The Welsh Ambulance Service has confirmed it experienced delays last night in handing over patients to the Princess of Wales Hospital, near Bridgend, which "caused difficulties and challenges" in the service's ability to respond to 999 calls.
The statement was released following reports that up to 14 ambulances were seen queuing outside the hospital building on Tuesday night - a number the Cardiff and Vale University Board say is exaggerated.
A Welsh Ambulance Service spokesperson said: "We can confirm we did experience handover delays at the University Hospital of Wales in Cardiff yesterday evening which caused difficulties and challenges not only for our staff, but also in our ability to respond to 999 calls in the community.
"We are working with our colleagues in Cardiff and the Vale Health Board to minimise the delays.”
The widow of a man who died after waiting for an ambulance for 50 minutes after developing chest pains has said she is grateful for the "thorough investigation" into his death.
Speaking after a coroner said it was “unacceptable” for ambulance delays to cause the potential loss of someone’s life, Fred Pring's widow said:
"Firstly I am grateful to the Coroner for conducting such a thorough investigation into the circumstances surrounding my husband’s death.
"It is a lasting sadness that it was only after he had died that he was elevated to the highest response category".
“I sincerely hope that my husband’s death will lead to improvements in the way the Welsh Ambulance Trust and the hospitals manage their services especially in respect of the handovers of patients to A and E departments".
The Welsh Ambulance Trust and Betsi Cadwaladr University Health Board have expressed their "deep regret" that an ambulance was not sent to Fred Pring in a "more timely manner".
A joint statement said:
Standing outside the inquest, Joyce Pring said she was glad her husband's death had received such media attention because the feels it is "such an important issue".
She said she had been "shocked" at some of the revelations during this inquest, and says to this day she has "no idea" what she could have said to the ambulance call handlers to elevate it from a category 2 emergency to category 1, the highest emergency.
She said she hoped changes made following this inquest would stop others going through her ordeal.
The coroner said:
He also criticised the current system of giving ambulance crews rest breaks that mean them returning back to their base because it "may result in an unacceptable diminution in available resources".
He also said the current practices in place for the handover of patients at A&E departments "far too often results in wholly unacceptable delayed with patients being kept waiting for long periods in ambulances and ambulance resources consequently being unavailable for allocation to other calls".
Ending the inquest with a narrative conclusion, the coroner said if an ambulance had been sent sooner - after Mrs Pring's first call - it was "probable" that Fred Pring would have survived long enough to receive medical attention at hospital.
He said it was "unacceptable" for ambulance delays to cause the potential loss of one life, and warned that other lives would also be at risk if action was not taken to improve matters.
A Welsh Ambulance Service manager has told an inquest she held an investigation after Fred Pring's death, which concluded that there were no ambulances available to go to his aid.
Jill Plemming said: "Between 0109 hours and 0142 hours there were no resources available to this patient.

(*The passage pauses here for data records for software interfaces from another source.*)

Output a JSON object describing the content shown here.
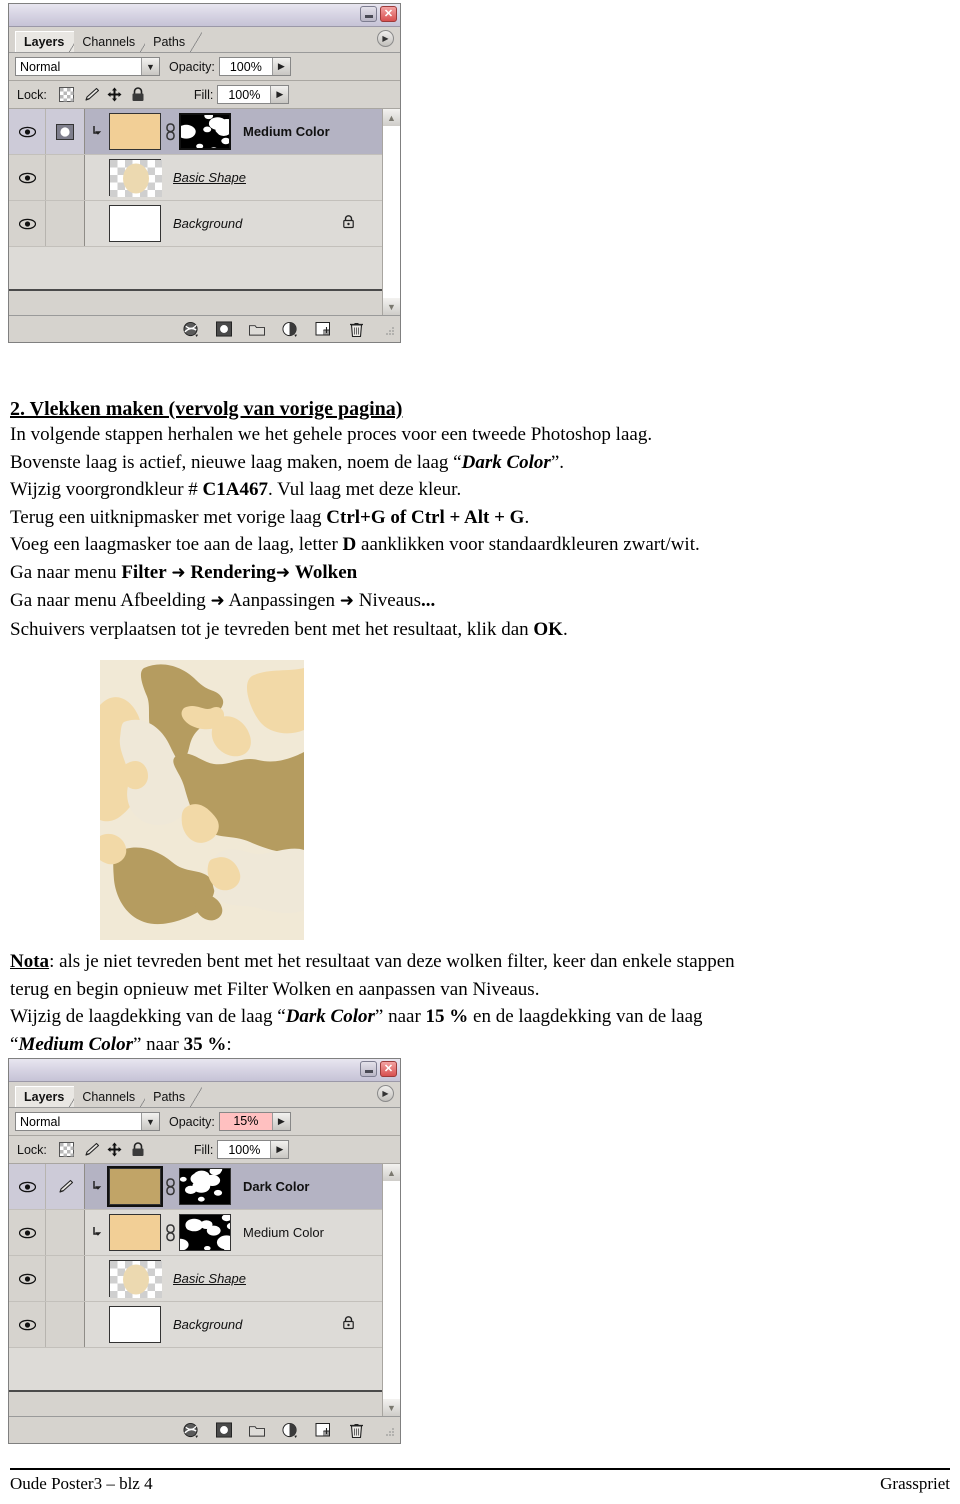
{
  "panels": [
    {
      "id": "layers-panel-top",
      "title_buttons": [
        "minimize",
        "close"
      ],
      "tabs": [
        {
          "label": "Layers",
          "active": true
        },
        {
          "label": "Channels",
          "active": false
        },
        {
          "label": "Paths",
          "active": false
        }
      ],
      "blend_mode": "Normal",
      "opacity_label": "Opacity:",
      "opacity_value": "100%",
      "opacity_highlighted": false,
      "lock_label": "Lock:",
      "lock_icons": [
        "lock-transparency-icon",
        "lock-image-icon",
        "lock-position-icon",
        "lock-all-icon"
      ],
      "fill_label": "Fill:",
      "fill_value": "100%",
      "layers": [
        {
          "name": "Medium Color",
          "selected": true,
          "style": "bold",
          "visible": true,
          "clipped": true,
          "has_mask": true,
          "mask_selected": true,
          "thumb_color": "#f2cf96",
          "thumb_type": "solid",
          "locked": false,
          "second_cell": "mask-selected-icon"
        },
        {
          "name": "Basic Shape",
          "selected": false,
          "style": "underline-italic",
          "visible": true,
          "clipped": false,
          "has_mask": false,
          "thumb_color": "#ecd9b0",
          "thumb_type": "transparent",
          "locked": false,
          "second_cell": "empty"
        },
        {
          "name": "Background",
          "selected": false,
          "style": "italic",
          "visible": true,
          "clipped": false,
          "has_mask": false,
          "thumb_color": "#ffffff",
          "thumb_type": "solid",
          "locked": true,
          "second_cell": "empty"
        }
      ],
      "footer_buttons": [
        "layer-style-icon",
        "layer-mask-icon",
        "new-group-icon",
        "adjustment-layer-icon",
        "new-layer-icon",
        "delete-layer-icon"
      ]
    },
    {
      "id": "layers-panel-bottom",
      "title_buttons": [
        "minimize",
        "close"
      ],
      "tabs": [
        {
          "label": "Layers",
          "active": true
        },
        {
          "label": "Channels",
          "active": false
        },
        {
          "label": "Paths",
          "active": false
        }
      ],
      "blend_mode": "Normal",
      "opacity_label": "Opacity:",
      "opacity_value": "15%",
      "opacity_highlighted": true,
      "lock_label": "Lock:",
      "lock_icons": [
        "lock-transparency-icon",
        "lock-image-icon",
        "lock-position-icon",
        "lock-all-icon"
      ],
      "fill_label": "Fill:",
      "fill_value": "100%",
      "layers": [
        {
          "name": "Dark Color",
          "selected": true,
          "style": "bold",
          "visible": true,
          "clipped": true,
          "has_mask": true,
          "mask_selected": false,
          "thumb_color": "#c1a467",
          "thumb_type": "solid",
          "locked": false,
          "second_cell": "brush-icon"
        },
        {
          "name": "Medium Color",
          "selected": false,
          "style": "normal",
          "visible": true,
          "clipped": true,
          "has_mask": true,
          "mask_selected": false,
          "thumb_color": "#f2cf96",
          "thumb_type": "solid",
          "locked": false,
          "second_cell": "empty"
        },
        {
          "name": "Basic Shape",
          "selected": false,
          "style": "underline-italic",
          "visible": true,
          "clipped": false,
          "has_mask": false,
          "thumb_color": "#ecd9b0",
          "thumb_type": "transparent",
          "locked": false,
          "second_cell": "empty"
        },
        {
          "name": "Background",
          "selected": false,
          "style": "italic",
          "visible": true,
          "clipped": false,
          "has_mask": false,
          "thumb_color": "#ffffff",
          "thumb_type": "solid",
          "locked": true,
          "second_cell": "empty"
        }
      ],
      "footer_buttons": [
        "layer-style-icon",
        "layer-mask-icon",
        "new-group-icon",
        "adjustment-layer-icon",
        "new-layer-icon",
        "delete-layer-icon"
      ]
    }
  ],
  "document": {
    "heading": "2. Vlekken maken (vervolg van vorige pagina)",
    "line1": "In volgende stappen herhalen we het gehele proces voor een tweede Photoshop laag.",
    "line2_a": "Bovenste laag is actief, nieuwe laag maken, noem de laag “",
    "line2_b": "Dark Color",
    "line2_c": "”.",
    "line3_a": "Wijzig voorgrondkleur # ",
    "line3_b": "C1A467",
    "line3_c": ". Vul laag met deze kleur.",
    "line4_a": "Terug een uitknipmasker met vorige laag ",
    "line4_b": "Ctrl+G of  Ctrl + Alt + G",
    "line4_c": ".",
    "line5_a": "Voeg een laagmasker toe aan de laag, letter ",
    "line5_b": "D",
    "line5_c": " aanklikken voor standaardkleuren zwart/wit.",
    "line6_a": "Ga naar menu ",
    "line6_b": "Filter",
    "line6_c": "Rendering",
    "line6_d": "Wolken",
    "line7_a": "Ga naar menu Afbeelding ",
    "line7_b": "Aanpassingen ",
    "line7_c": "Niveaus",
    "line7_d": "...",
    "line8_a": "Schuivers verplaatsen tot je tevreden bent met het resultaat, klik dan ",
    "line8_b": "OK",
    "line8_c": ".",
    "nota_label": "Nota",
    "nota_a": ": als je niet tevreden bent met het resultaat van deze wolken filter, keer dan enkele stappen",
    "nota_b": "terug en begin opnieuw met Filter Wolken en aanpassen van Niveaus.",
    "line9_a": "Wijzig de laagdekking van de laag “",
    "line9_b": "Dark Color",
    "line9_c": "”  naar ",
    "line9_d": "15 %",
    "line9_e": " en de laagdekking van de laag",
    "line10_a": "“",
    "line10_b": "Medium Color",
    "line10_c": "” naar ",
    "line10_d": "35 %",
    "line10_e": ":",
    "arrow_glyph": "➜"
  },
  "clouds_image": {
    "alt": "camouflage-clouds-render",
    "base_color": "#f1e9d6",
    "mid_color": "#f2d9a7",
    "dark_color": "#b59c60",
    "light_color": "#efe8d8"
  },
  "page_footer": {
    "left": "Oude Poster3 – blz 4",
    "right": "Grasspriet"
  }
}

The reason for this was the significant delays in transferring patients both to Wrexham Maelor and Glan Clwyd hospitals."
She added the delays were further impacted by the urgent requirement to give crews 'non-disturbable' breaks after five hours of duty.

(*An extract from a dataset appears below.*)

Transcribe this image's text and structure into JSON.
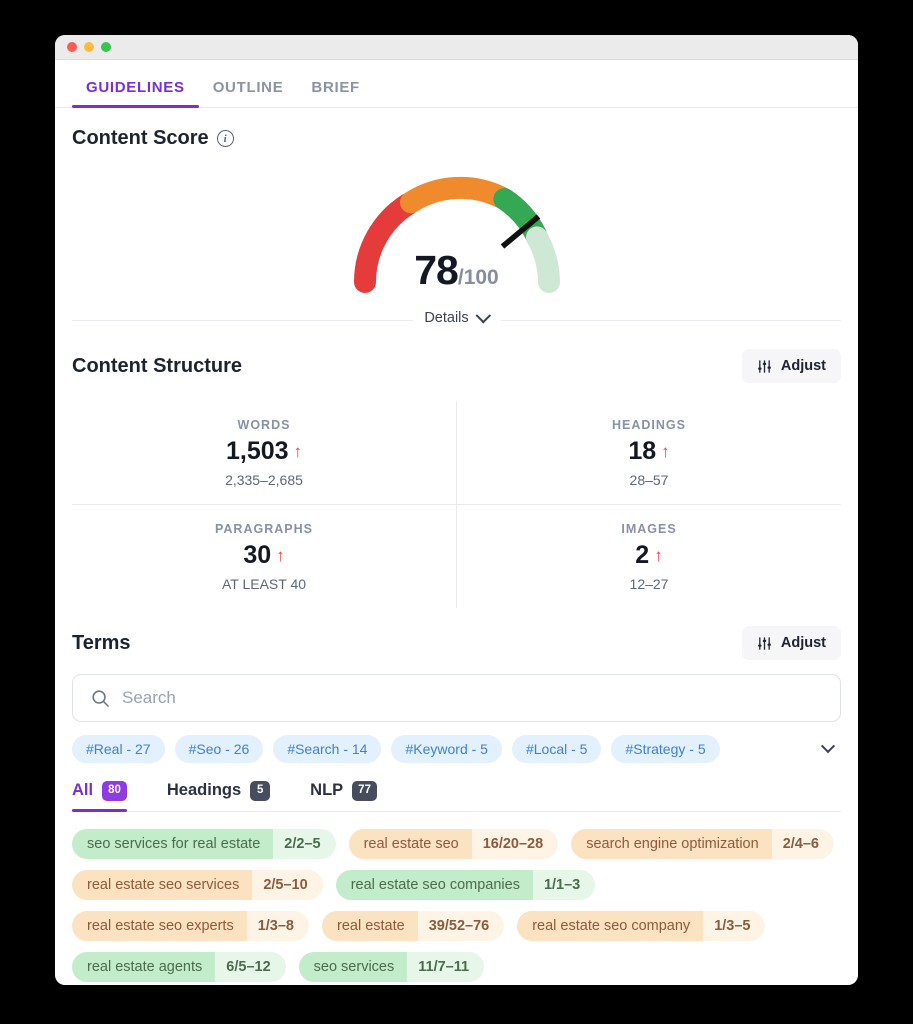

An accumulation of these breaks also had a knock-on effect on resources available at that time, Ms Plemming said.
The manager of Welsh Ambulance Service's call centre has given evidence at the inquest of a man who died after waiting nearly an hour for an ambulance arrive.
Jill Plemming said an investigation found call handlers made minor errors when dealing with four emergency calls from 74-year-old Fred Pring's wife but they complied with protocols.

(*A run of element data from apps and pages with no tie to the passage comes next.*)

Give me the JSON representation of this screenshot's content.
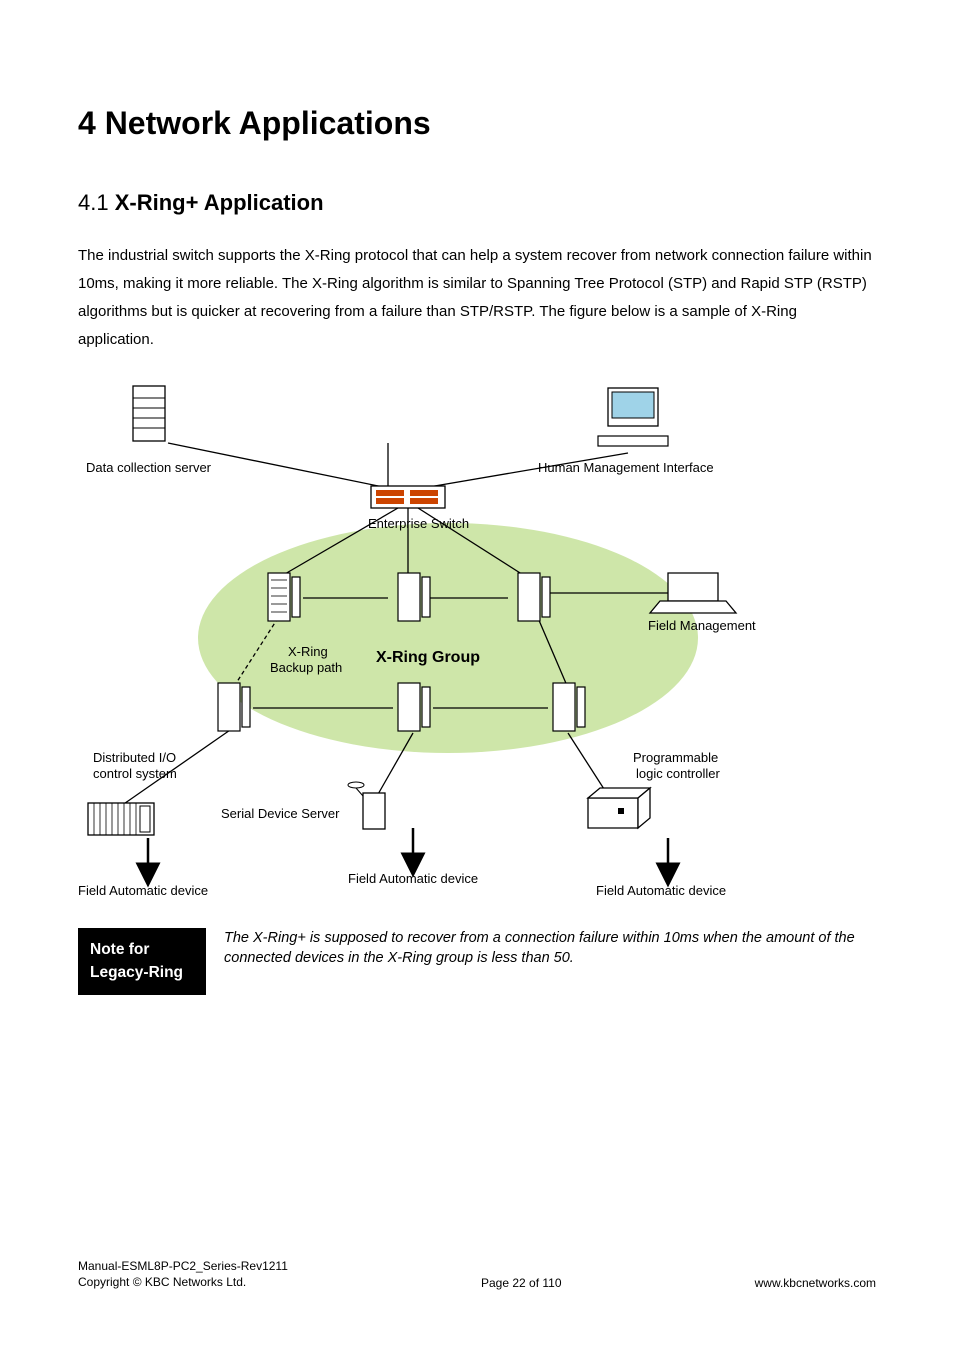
{
  "chapter": {
    "number": "4",
    "title": "Network Applications"
  },
  "section": {
    "number": "4.1",
    "title": "X-Ring+ Application"
  },
  "body_paragraph": "The industrial switch supports the X-Ring protocol that can help a system recover from network connection failure within 10ms, making it more reliable. The X-Ring algorithm is similar to Spanning Tree Protocol (STP) and Rapid STP (RSTP) algorithms but is quicker at recovering from a failure than STP/RSTP. The figure below is a sample of X-Ring application.",
  "diagram": {
    "labels": {
      "data_collection_server": "Data collection server",
      "hmi": "Human Management Interface",
      "enterprise_switch": "Enterprise Switch",
      "x_ring_backup_path_1": "X-Ring",
      "x_ring_backup_path_2": "Backup path",
      "x_ring_group": "X-Ring Group",
      "field_management": "Field Management",
      "distributed_io_1": "Distributed I/O",
      "distributed_io_2": "control system",
      "serial_device_server": "Serial Device Server",
      "programmable_1": "Programmable",
      "programmable_2": "logic controller",
      "field_auto_left": "Field Automatic device",
      "field_auto_center": "Field Automatic device",
      "field_auto_right": "Field Automatic device"
    }
  },
  "note": {
    "heading_1": "Note for",
    "heading_2": "Legacy-Ring",
    "text": "The X-Ring+ is supposed to recover from a connection failure within 10ms when the amount of the connected devices in the X-Ring group is less than 50."
  },
  "footer": {
    "manual": "Manual-ESML8P-PC2_Series-Rev1211",
    "copyright": "Copyright © KBC Networks Ltd.",
    "page": "Page 22 of 110",
    "url": "www.kbcnetworks.com"
  }
}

Yesterday Mrs Pring told the court she believed the final call handler showed "a total lack of compassion" when she rang to report her husband had died.
Ms Plemming said the call handler was found to have "a professional tone and showed compassion for the caller's feelings."
The inquest has heard that one ambulance, which would have been allocated Fred Pring's emergency that night, was stuck at Wrexham Maelor Hospital waiting to transfer a patient for almost five hours - 287 minutes to be exact.
Coroner John Gittins told manager Ms Plemming that is "a very long time" to wait to transfer a patient.
She replied: "Yes, it is."
When he asked if there was a target patient transfer time, she told him it was 15 minutes.
Mr Gittins: "So, in a nutshell, six ambulances waiting to transfer patients at Wrexham Maelor, three ambulances waiting to transfer patients at Glan Clwyd. All experiencing delays significantly longer than the 15 minute target time?"
Ms Plemming: "Yes."